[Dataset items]
= = = =

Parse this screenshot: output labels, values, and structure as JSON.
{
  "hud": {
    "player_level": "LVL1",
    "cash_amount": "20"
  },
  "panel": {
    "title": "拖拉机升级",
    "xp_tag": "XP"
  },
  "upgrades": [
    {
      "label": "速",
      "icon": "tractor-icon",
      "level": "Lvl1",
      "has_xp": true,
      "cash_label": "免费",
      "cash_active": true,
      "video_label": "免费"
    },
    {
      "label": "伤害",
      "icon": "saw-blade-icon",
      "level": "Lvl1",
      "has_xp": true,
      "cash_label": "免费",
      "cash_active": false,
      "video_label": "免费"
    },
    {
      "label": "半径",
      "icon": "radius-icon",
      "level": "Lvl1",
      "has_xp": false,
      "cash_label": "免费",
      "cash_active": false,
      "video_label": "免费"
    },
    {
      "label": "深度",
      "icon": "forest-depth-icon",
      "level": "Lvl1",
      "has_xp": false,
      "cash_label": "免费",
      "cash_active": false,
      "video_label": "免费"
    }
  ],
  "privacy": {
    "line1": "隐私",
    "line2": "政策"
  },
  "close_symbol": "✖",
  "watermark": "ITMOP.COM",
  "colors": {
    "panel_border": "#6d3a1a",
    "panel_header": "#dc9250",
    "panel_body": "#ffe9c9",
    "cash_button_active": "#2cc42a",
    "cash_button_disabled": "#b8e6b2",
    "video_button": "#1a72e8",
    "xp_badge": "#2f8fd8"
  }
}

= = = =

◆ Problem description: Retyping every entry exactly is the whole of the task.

◆ Written response:
Parse this screenshot: output labels, values, and structure as JSON.
{
  "hud": {
    "player_level": "LVL1",
    "cash_amount": "20"
  },
  "panel": {
    "title": "拖拉机升级",
    "xp_tag": "XP"
  },
  "upgrades": [
    {
      "label": "速",
      "icon": "tractor-icon",
      "level": "Lvl1",
      "has_xp": true,
      "cash_label": "免费",
      "cash_active": true,
      "video_label": "免费"
    },
    {
      "label": "伤害",
      "icon": "saw-blade-icon",
      "level": "Lvl1",
      "has_xp": true,
      "cash_label": "免费",
      "cash_active": false,
      "video_label": "免费"
    },
    {
      "label": "半径",
      "icon": "radius-icon",
      "level": "Lvl1",
      "has_xp": false,
      "cash_label": "免费",
      "cash_active": false,
      "video_label": "免费"
    },
    {
      "label": "深度",
      "icon": "forest-depth-icon",
      "level": "Lvl1",
      "has_xp": false,
      "cash_label": "免费",
      "cash_active": false,
      "video_label": "免费"
    }
  ],
  "privacy": {
    "line1": "隐私",
    "line2": "政策"
  },
  "close_symbol": "✖",
  "watermark": "ITMOP.COM",
  "colors": {
    "panel_border": "#6d3a1a",
    "panel_header": "#dc9250",
    "panel_body": "#ffe9c9",
    "cash_button_active": "#2cc42a",
    "cash_button_disabled": "#b8e6b2",
    "video_button": "#1a72e8",
    "xp_badge": "#2f8fd8"
  }
}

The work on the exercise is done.